BRATTLEBORO—Those planning the expansion of the Brattleboro Museum and Art Center expect to increase the number of visitors downtown — substantially.
“Our current expectation,” said Danny Litchtenfeld, the museum’s executive director, “is that our annual attendance will double — from 16,000 today to roughly 35,000 — when this transformation is complete.”
While these numbers are early estimates, Litchtenfeld said that they’re based on the experience of museum expansion projects in other New England communities, such as the Massachusetts Museum of Contemporary Art (MASS MoCA) in North Adams, Mass., and the Center for Maine Contemporary Art in Rockland, Maine.
Jodi Joseph, director of communications with MASS MoCA, echoed the arts’ role in contributing to vibrant communities.
According to Joseph, Berkshire County has a strong tourist and cultural economy.
Yet in the 1980s, when MASS MoCA was first conceived, North Adams was not part of the that cultural and tourist pie. The museum opened in 1999.
North Adams — long a working-class, industrial manufacturing hub of the region — was recently reeling from the loss of Sprague Electric Company, for decades its economic engine.
MASS MoCA was created, in part, to connect North Adams to the rest of the cultural happenings in the Berkshires, such as the Clark Art Institute in Williamstown, Jacob’s Pillow in Becket, and Tanglewood in Lenox.
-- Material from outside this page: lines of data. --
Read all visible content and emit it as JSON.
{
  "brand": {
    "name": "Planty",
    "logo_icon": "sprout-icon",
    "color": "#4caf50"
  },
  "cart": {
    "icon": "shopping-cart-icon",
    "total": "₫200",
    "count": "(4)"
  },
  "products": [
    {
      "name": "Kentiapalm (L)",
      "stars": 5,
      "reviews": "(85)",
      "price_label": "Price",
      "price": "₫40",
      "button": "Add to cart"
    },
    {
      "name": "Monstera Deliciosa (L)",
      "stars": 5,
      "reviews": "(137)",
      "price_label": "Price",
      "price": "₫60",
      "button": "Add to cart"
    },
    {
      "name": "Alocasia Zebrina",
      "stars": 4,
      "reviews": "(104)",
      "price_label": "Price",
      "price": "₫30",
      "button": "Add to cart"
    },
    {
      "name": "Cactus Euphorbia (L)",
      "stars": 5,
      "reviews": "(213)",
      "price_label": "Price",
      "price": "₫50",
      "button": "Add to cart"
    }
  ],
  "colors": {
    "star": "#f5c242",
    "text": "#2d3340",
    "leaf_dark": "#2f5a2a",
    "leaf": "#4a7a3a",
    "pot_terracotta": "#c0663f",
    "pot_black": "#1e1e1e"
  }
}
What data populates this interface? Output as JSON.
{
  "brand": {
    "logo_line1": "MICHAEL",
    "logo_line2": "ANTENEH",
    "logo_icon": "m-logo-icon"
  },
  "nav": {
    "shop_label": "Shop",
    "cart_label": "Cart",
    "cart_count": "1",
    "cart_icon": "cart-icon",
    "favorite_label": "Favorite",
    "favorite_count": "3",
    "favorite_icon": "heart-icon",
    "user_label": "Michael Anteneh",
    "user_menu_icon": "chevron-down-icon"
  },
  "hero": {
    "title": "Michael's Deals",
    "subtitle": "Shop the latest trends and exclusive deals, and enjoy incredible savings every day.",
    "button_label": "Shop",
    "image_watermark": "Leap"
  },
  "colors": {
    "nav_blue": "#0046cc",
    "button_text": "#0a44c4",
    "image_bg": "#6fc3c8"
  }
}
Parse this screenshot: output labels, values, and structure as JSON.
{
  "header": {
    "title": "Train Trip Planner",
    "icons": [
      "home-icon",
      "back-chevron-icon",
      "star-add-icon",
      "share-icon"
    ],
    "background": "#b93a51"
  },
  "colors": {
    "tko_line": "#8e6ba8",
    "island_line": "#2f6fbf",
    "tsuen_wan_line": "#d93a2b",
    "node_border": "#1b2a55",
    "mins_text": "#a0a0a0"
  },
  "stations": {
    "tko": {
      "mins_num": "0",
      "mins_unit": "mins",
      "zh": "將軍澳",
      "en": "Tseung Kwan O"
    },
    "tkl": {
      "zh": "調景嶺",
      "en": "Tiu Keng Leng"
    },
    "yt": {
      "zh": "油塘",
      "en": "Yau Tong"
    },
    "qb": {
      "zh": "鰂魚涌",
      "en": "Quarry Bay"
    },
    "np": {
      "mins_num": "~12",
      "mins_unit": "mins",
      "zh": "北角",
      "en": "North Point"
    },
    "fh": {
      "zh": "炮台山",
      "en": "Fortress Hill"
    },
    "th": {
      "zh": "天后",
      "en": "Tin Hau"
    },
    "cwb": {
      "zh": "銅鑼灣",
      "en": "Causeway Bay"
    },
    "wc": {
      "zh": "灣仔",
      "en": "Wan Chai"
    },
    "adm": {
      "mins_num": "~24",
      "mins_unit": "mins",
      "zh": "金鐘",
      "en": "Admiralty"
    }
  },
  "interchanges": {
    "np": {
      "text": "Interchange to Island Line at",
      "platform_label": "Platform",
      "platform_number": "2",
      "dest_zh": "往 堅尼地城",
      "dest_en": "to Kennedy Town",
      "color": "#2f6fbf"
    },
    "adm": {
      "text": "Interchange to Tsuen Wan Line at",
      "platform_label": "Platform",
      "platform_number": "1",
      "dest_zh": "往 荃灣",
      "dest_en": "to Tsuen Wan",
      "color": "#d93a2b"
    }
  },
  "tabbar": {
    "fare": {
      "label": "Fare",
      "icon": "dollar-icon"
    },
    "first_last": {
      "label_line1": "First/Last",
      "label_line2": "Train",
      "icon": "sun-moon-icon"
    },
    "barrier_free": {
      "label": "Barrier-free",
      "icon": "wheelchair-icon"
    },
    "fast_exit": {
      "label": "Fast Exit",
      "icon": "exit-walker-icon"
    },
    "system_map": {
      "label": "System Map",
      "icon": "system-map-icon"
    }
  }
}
At the time, she said, contemporary artists were making larger pieces that required larger galleries.
North Adams offered the perfect mix: it had space in the recently vacant mill complex and proximity to other cultural events.
Referring to the former industrial buildings that house the museum, Joseph said, “MASS MoCA was born because of these buildings.”
The idea was to fill the former manufacturing spaces with art “and to get the heart of a town beating again,” she said.
MASS MoCA as an organization has worked hard to connect to the city and wider region, Joseph said. The center routinely partners with community organizations. Some of these collaborations include working with the local schools.
According to Joseph, for 20 years, the museum has been a large part of the local schools’ arts curriculum. The center works with approximately 2,500 students, three times a year.
The museum also hosts a teen invitational. MASS MoCA also helps fundraise alongside local charities such as the Berkshire Food Project, which hosts a free meal about a mile from the museum.
Joseph said the museum has been featured in periodicals such as Architectural Digest. In 2017, the magazine named North Adams as its Arts Capital of New England.
This type of publicity helps put the city on the map, she said. But the museum also partners with other centers such as the Clark Art Institute in Williamstown, Mass. or the Bennington Museum in Bennington to persuade people “not to breeze in and out” to see one museum, but to take their time and stay a while — and in so doing, stimulate the local economy with their purchases.
Fun is the secret ingredient at MASS MoCa, said Joseph, who grew up in the area.
Joseph said her 90-year-old grandmother reminds her of this every time she visits the museum.
“Her face lights up,” said Joseph.
In an email to The Commons, Julie Hashem, community development director for Rockland, Maine, shared some of her insights into how the arts has changed her community.
“The Farnsworth Art Museum, with its world-class collection of American Art, was an early anchor in Rockland’s creative economy,” Hashem wrote. “Arts of all varieties are now thriving there — including fine arts, performing arts, culinary arts.”
Rockland and its coterie of museums now actively promote the city as the “Arts Capital of Maine” in promotional materials and signpost banners.
Since the Farnsworth opened, more organizations and businesses have joined the community’s economic and cultural mix.
“The Maine Center for Contemporary Art, 20-plus galleries, the beautifully restored Strand Theatre, the North Atlantic Blues Festival, award-winning chefs, and makers of all varieties now call Rockland home,” she said.
According to Hashem, “Rockland has embraced the arts — perhaps because there is art in our historic industries, too. Whether it is how a schooner captain trims the sails, a lobsterman reads the weather, or a manufacturer creates something beautiful in its efficiency or function — there is an artist in all of us.”